Some types of questions in algebra immediately reduce to the “countable” case. Simple example: Let A be a ring and let φ : A —> A be an automorphism. Then for every finite subset E of A there exists a countable subring A’ ⊂ A containing E such that φ induces an automorphism of A’. The proof is to let A’ be the subring of A generated by φ^n(e) for all e in E and all n ∈ Z.
Another example of this phenomenon is that any projective module is a direct sum of countably generated (projective) modules (Kaplansky’s theorem).
The technique also applies to the following problem: Let A ⊂ B be an integral extension of rings with A Noetherian. Let M be an A-module such that M ⊗_A B is flat over B. Problem: Show M is flat over A. (This is equivalent to the direct summand conjecture by a 1 page paper of Ohi.) A key case is to show M ⊗_A B = 0 implies M = 0. Picking suitable families of elements this reduces to the case where B is countably generated over A and M is a countably generated A-module.
Here are two examples involving algebraic stacks: (1) Suppose X is a quasi-compact algebraic stack with affine diagonal. I claim you can write X as a filtered limit of stacks X’ of the form X’ = [U’/R’] with U’ and R’ spectra of countable rings. I haven’t written out the details but it seems to me one can do this by just “adding elements” as above. (2) A quasi-coherent module F on a quasi-separated and quasi-compact algebraic stack is a filtered colimit of countably generated quasi-coherent modules.
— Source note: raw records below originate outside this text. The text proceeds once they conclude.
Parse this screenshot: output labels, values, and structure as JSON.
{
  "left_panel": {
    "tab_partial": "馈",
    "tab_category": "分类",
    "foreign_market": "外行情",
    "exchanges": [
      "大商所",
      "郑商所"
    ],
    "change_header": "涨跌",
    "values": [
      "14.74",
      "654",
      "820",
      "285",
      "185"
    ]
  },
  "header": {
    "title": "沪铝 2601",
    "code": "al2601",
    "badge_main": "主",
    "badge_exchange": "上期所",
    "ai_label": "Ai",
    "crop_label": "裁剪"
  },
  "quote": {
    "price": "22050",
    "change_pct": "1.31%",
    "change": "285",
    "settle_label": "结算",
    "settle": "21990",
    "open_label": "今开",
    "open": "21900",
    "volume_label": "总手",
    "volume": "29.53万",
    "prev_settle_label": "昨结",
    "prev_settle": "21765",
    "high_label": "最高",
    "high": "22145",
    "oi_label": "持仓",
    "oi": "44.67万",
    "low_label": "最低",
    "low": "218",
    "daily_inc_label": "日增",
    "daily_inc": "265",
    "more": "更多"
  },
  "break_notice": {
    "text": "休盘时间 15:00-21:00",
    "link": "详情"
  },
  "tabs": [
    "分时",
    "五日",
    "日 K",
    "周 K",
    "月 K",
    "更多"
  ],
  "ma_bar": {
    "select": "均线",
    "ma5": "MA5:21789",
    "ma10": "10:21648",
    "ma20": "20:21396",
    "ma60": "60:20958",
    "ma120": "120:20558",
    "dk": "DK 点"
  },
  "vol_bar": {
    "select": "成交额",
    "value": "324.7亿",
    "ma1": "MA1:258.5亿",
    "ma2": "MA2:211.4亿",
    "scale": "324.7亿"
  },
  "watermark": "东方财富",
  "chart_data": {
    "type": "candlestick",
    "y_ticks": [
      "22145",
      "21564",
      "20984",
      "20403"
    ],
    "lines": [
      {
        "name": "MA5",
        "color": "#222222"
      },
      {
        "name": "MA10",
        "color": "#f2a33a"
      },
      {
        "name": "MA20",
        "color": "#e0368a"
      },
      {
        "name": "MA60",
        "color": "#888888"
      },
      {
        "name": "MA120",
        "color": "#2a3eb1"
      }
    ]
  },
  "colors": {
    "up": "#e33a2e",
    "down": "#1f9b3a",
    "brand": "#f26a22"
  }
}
I wonder if this type of argument can ever be used to bootstrap? Do some general arguments become easier if you assume all rings/modules in question are countable? Are there some _useful_ properties that hold for countable rings? Things like “the topology on Spec has a countable basis” aren’t really useful, or are they?
Before you say “No!” let me just point out that Kaplansky’s theorem is used in the proof of faithfully flat descent for projectivity of modules, so sometimes…